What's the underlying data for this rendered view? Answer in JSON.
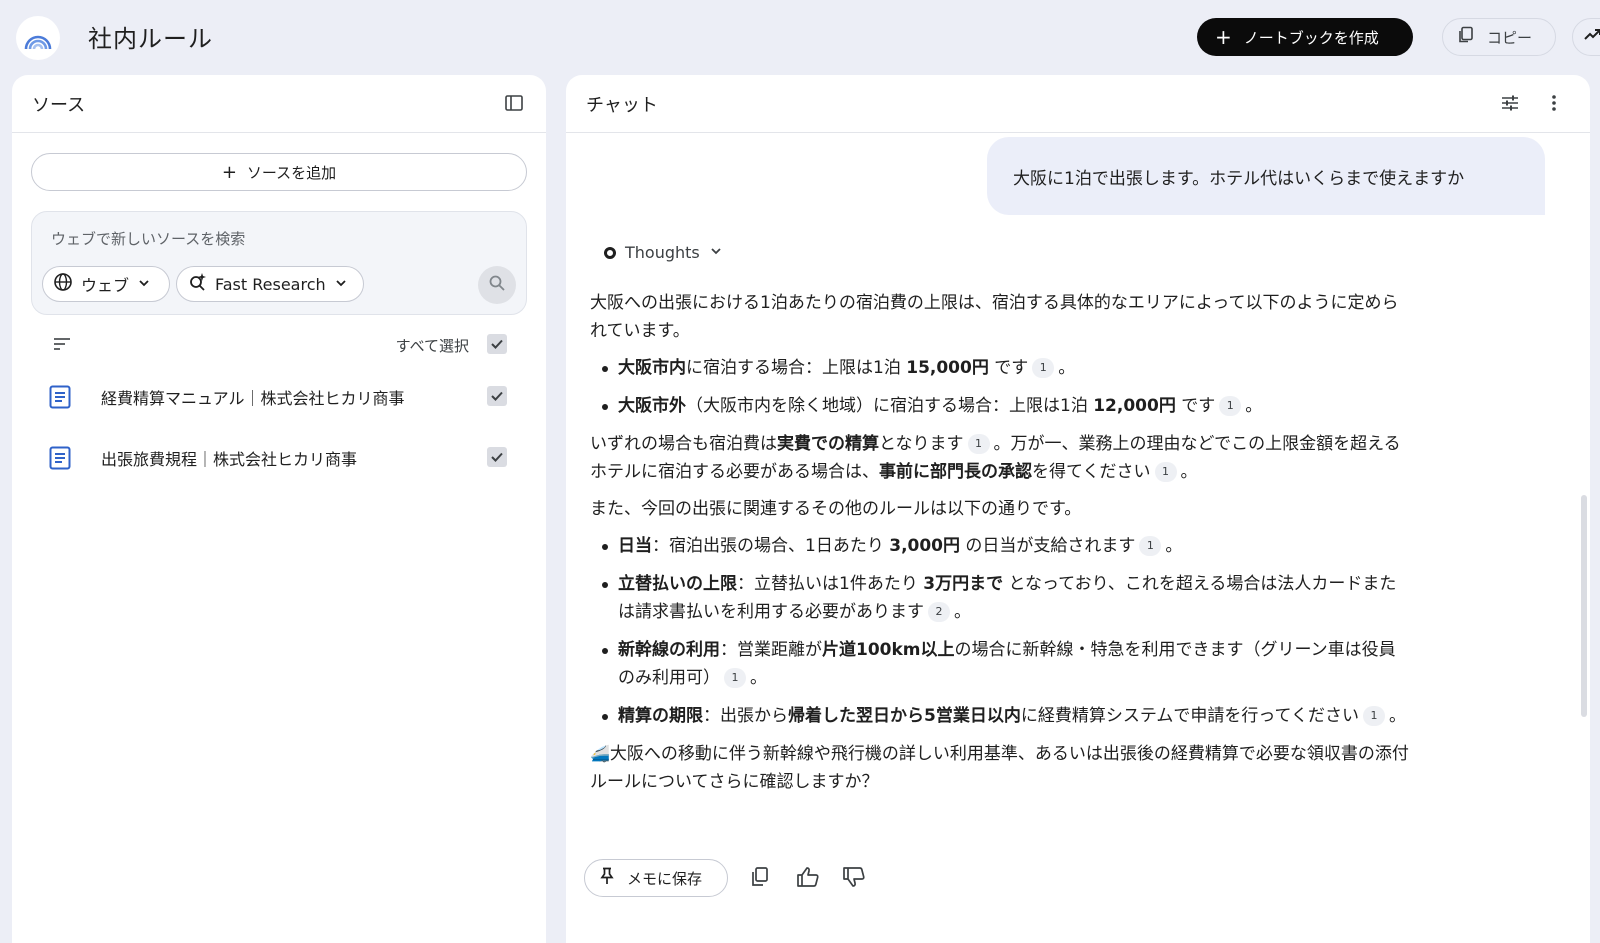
{
  "header": {
    "title": "社内ルール",
    "create_notebook": "ノートブックを作成",
    "copy": "コピー",
    "icons": {
      "logo": "rainbow-logo",
      "plus": "plus-icon",
      "copy": "copy-icon",
      "analytics": "trending-icon"
    }
  },
  "sources_panel": {
    "title": "ソース",
    "add_source": "ソースを追加",
    "search_placeholder": "ウェブで新しいソースを検索",
    "web_chip": "ウェブ",
    "research_chip": "Fast Research",
    "select_all": "すべて選択",
    "items": [
      {
        "label": "経費精算マニュアル｜株式会社ヒカリ商事",
        "checked": true
      },
      {
        "label": "出張旅費規程｜株式会社ヒカリ商事",
        "checked": true
      }
    ]
  },
  "chat_panel": {
    "title": "チャット",
    "user_message": "大阪に1泊で出張します。ホテル代はいくらまで使えますか",
    "thoughts": "Thoughts",
    "answer": {
      "intro": "大阪への出張における1泊あたりの宿泊費の上限は、宿泊する具体的なエリアによって以下のように定められています。",
      "b1_bold": "大阪市内",
      "b1_mid": "に宿泊する場合：上限は1泊 ",
      "b1_amount": "15,000円",
      "b1_end": " です",
      "b2_bold": "大阪市外",
      "b2_mid": "（大阪市内を除く地域）に宿泊する場合：上限は1泊 ",
      "b2_amount": "12,000円",
      "b2_end": " です",
      "p2_a": "いずれの場合も宿泊費は",
      "p2_bold1": "実費での精算",
      "p2_b": "となります",
      "p2_c": "。万が一、業務上の理由などでこの上限金額を超えるホテルに宿泊する必要がある場合は、",
      "p2_bold2": "事前に部門長の承認",
      "p2_d": "を得てください",
      "p3": "また、今回の出張に関連するその他のルールは以下の通りです。",
      "r1_bold": "日当",
      "r1_a": "：宿泊出張の場合、1日あたり ",
      "r1_amount": "3,000円",
      "r1_b": " の日当が支給されます",
      "r2_bold": "立替払いの上限",
      "r2_a": "：立替払いは1件あたり ",
      "r2_amount": "3万円まで",
      "r2_b": " となっており、これを超える場合は法人カードまたは請求書払いを利用する必要があります",
      "r3_bold": "新幹線の利用",
      "r3_a": "：営業距離が",
      "r3_bold2": "片道100km以上",
      "r3_b": "の場合に新幹線・特急を利用できます（グリーン車は役員のみ利用可）",
      "r4_bold": "精算の期限",
      "r4_a": "：出張から",
      "r4_bold2": "帰着した翌日から5営業日以内",
      "r4_b": "に経費精算システムで申請を行ってください",
      "closing": "大阪への移動に伴う新幹線や飛行機の詳しい利用基準、あるいは出張後の経費精算で必要な領収書の添付ルールについてさらに確認しますか？",
      "period": "。",
      "cite1": "1",
      "cite2": "2",
      "train_emoji": "🚄"
    },
    "save_memo": "メモに保存"
  }
}
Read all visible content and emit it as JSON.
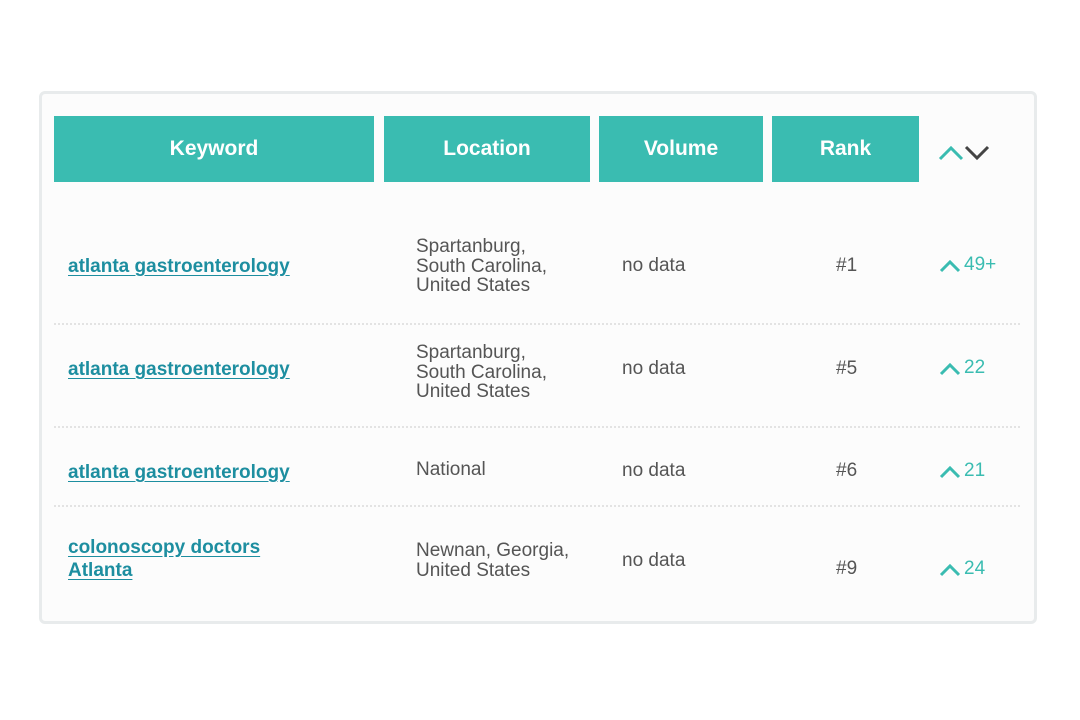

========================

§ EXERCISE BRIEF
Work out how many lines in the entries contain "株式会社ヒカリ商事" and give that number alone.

§ ANSWER BELOW
2